Opening the show, in the greenish glare of flickering fluorescent lights, was Raw Blow, headed up by Dirty Faces frontman Terry Carroll, a.k.a. T-Glitter. For each song, the band laid down an obscure soulful, surfy sample, adding live upright bass, drums and electronic squeals, as T-Glitter stalked the perimeter with the mic. The effect was not unlike a (ahem) raw, Pittsburghian take on the Danger Mouse sound. In between sets, Edgar Um kept up the rattle-trap grooves and weirdness on the turntables, as bundled-up attendees browsed a spread of kabobs and chips, and quaffed PBRs.
Centipede's tight set featured cuts from the band's new record Confluence, and its trademark slashing guitar interplay, off-kilter lyrics and insistent grooves. If the band didn't seem to go all-out for the outdoor show, the members had ample reason to keep some energy in reserve. Moments after finishing their set, they loaded up for the second show of the night, around the corner at Gooski's.
While some doubtless followed the band into Polish Hill, I veered off to the Shadow Lounge to check out Rhyme Calisthenics.
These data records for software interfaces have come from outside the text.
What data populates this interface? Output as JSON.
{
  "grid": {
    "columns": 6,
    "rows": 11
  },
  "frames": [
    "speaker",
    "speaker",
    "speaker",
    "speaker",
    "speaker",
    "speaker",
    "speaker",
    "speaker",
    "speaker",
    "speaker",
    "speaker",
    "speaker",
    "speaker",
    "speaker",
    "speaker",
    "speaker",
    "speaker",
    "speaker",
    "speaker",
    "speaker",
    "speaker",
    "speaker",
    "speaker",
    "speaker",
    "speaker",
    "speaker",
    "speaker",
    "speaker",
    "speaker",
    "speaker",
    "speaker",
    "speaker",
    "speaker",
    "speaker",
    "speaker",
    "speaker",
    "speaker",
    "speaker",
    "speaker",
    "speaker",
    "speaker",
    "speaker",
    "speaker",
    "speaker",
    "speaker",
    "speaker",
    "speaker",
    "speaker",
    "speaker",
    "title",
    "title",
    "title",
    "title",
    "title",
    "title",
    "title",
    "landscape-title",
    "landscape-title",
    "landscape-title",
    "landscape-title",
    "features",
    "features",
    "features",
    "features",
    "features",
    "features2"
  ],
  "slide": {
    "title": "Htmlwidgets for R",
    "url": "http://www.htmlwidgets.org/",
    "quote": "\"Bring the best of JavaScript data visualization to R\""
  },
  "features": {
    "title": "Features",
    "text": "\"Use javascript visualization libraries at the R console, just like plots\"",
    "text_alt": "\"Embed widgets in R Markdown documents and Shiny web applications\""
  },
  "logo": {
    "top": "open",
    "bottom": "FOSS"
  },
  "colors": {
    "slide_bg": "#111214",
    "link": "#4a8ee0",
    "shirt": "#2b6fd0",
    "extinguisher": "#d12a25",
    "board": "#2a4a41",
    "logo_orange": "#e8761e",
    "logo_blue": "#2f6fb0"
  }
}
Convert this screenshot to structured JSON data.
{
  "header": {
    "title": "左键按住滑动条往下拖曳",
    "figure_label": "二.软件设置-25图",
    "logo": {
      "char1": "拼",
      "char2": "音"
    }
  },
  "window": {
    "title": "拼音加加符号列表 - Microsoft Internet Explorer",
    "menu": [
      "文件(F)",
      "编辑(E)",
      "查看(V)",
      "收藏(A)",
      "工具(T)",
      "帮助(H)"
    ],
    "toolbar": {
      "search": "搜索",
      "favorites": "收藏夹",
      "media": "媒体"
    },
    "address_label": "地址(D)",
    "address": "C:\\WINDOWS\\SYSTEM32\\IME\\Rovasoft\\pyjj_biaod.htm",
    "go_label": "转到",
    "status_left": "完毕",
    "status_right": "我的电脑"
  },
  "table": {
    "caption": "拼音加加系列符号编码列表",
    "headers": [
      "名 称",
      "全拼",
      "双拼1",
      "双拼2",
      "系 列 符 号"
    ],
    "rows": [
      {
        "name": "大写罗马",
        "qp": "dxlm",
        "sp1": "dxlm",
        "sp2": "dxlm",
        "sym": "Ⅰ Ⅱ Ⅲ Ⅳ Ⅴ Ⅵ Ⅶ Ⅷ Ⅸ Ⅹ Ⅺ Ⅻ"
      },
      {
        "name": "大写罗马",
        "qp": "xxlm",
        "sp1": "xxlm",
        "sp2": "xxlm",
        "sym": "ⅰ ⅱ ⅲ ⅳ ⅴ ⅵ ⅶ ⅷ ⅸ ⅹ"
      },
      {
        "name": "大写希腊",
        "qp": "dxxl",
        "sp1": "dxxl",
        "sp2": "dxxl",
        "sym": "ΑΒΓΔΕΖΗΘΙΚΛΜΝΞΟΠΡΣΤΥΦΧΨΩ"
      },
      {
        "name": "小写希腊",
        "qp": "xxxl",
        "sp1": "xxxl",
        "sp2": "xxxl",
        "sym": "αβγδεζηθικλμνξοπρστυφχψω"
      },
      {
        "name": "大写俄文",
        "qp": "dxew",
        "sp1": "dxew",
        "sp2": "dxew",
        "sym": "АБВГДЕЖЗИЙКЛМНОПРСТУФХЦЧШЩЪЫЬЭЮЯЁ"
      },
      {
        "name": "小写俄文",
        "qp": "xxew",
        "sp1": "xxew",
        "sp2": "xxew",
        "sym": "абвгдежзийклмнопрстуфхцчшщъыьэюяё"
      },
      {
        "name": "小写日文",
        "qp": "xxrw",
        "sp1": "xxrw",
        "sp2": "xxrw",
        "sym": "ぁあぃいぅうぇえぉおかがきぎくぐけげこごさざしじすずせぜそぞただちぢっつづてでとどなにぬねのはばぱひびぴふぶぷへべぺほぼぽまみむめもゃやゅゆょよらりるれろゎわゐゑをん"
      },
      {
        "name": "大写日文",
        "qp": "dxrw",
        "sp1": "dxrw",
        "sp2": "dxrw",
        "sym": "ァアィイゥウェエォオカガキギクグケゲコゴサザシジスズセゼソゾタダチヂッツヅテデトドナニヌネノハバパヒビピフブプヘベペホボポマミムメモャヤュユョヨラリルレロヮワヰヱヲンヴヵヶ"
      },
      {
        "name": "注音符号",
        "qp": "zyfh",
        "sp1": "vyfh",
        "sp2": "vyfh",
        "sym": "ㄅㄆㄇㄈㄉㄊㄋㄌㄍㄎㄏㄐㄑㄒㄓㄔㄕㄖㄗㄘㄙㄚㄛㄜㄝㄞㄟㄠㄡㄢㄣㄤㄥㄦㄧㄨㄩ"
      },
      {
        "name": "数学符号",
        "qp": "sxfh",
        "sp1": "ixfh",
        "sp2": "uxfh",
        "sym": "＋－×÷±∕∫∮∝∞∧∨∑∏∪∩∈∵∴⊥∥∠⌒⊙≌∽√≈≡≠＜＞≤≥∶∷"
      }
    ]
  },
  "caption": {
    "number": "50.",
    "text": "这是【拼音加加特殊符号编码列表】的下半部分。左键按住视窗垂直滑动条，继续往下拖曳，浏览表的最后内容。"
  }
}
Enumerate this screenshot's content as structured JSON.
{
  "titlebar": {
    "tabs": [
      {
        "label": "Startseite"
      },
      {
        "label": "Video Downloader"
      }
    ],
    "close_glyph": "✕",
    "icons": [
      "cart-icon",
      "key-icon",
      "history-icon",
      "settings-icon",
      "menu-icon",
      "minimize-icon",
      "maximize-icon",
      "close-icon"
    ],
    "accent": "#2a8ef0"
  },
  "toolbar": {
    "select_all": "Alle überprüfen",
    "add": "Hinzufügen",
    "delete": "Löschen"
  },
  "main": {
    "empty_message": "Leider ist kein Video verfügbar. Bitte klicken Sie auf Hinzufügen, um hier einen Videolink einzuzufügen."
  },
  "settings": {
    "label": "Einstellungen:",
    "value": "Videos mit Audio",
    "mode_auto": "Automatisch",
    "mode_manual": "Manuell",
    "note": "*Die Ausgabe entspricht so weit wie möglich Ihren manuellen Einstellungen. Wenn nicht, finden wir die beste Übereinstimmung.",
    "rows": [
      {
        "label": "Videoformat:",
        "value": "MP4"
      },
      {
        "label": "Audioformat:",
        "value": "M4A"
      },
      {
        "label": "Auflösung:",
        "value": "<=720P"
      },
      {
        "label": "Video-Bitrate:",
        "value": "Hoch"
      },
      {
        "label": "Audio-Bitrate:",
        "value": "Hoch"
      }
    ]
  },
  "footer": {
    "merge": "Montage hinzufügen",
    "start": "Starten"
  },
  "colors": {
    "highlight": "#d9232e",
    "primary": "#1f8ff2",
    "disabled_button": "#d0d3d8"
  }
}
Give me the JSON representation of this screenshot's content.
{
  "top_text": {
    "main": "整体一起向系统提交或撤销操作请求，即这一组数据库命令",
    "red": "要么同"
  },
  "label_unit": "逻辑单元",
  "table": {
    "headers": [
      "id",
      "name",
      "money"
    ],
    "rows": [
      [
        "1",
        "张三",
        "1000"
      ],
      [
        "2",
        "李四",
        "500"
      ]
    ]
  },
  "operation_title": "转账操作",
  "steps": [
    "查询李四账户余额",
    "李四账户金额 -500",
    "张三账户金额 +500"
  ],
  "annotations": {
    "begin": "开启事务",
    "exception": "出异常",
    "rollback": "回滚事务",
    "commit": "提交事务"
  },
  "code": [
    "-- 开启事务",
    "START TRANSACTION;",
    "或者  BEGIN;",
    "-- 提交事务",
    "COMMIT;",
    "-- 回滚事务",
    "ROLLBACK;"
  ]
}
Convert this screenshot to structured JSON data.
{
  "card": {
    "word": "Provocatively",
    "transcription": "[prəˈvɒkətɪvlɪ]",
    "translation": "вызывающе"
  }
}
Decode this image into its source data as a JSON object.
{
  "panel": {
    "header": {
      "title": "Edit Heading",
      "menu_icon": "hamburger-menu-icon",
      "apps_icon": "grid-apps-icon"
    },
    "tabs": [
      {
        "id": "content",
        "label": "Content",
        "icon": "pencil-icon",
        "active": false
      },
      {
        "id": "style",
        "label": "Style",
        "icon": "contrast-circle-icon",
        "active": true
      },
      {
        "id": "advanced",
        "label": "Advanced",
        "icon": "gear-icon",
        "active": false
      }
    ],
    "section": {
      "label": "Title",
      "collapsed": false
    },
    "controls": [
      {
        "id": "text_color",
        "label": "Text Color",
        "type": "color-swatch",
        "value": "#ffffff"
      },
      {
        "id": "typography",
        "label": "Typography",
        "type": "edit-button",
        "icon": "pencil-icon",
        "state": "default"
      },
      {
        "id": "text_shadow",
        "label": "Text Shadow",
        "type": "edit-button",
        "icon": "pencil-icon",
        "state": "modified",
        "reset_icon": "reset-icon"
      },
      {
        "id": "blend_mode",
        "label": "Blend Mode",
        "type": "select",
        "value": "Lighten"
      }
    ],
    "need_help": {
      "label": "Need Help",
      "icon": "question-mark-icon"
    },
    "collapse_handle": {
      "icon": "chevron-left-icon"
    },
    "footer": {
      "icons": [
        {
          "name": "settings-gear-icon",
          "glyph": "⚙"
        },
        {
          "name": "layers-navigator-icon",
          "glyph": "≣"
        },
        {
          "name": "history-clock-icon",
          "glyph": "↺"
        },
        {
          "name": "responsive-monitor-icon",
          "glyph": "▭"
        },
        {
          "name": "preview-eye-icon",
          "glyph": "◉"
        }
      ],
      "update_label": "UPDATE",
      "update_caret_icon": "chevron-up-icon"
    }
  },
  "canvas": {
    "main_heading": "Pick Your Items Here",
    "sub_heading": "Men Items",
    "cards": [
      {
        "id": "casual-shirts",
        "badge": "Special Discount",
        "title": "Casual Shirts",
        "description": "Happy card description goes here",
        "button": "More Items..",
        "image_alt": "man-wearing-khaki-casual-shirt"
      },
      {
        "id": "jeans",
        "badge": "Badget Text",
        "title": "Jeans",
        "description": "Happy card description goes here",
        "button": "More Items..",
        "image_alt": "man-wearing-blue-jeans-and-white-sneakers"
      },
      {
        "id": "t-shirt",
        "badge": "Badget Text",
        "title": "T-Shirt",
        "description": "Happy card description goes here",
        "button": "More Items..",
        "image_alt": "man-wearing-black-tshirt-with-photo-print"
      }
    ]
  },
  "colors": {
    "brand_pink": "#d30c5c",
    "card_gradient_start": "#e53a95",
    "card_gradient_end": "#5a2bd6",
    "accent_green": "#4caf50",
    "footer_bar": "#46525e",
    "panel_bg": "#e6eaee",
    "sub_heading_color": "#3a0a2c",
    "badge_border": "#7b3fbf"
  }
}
The game-show/emcee-battle drew a fun, wall-to-wall crowd that alternately cheered, laughed and, in some instances, booed loudly as local emcees freestyled on topics determined by spinning the "Wheel of Skillz" (including, memorably, duct tape and athlete's foot spray).
It seems I made a wise choice, according to our correspondent on this busy Friday night in the 'Burgh: "Dude, you picked the right Centipede show to go to," writes frequent CP contributor Margaret Welsh. "I've never seen Gooski's so packed, I thought I was going to have a nervous breakdown. It was weird."
While Centipede's free outdoor set didn't top the apocalyptic bacchanal of Midnite Snake's legendary 2007 show at Iron Eden -- at least in terms of sheer numbers and insanity -- it definitely delivered as a last outdoor show of this season, up there with the performance by Japanther and others earlier this summer in the Carnegie Museum of Art's courtyard. As we head into winter hibernation -- and try to figure out whether to quit smoking already or brave the cold outside our newly smoke-free venues -- here's hoping next spring brings more of these one-of-a-kind, celebratory shows in non-traditional venues.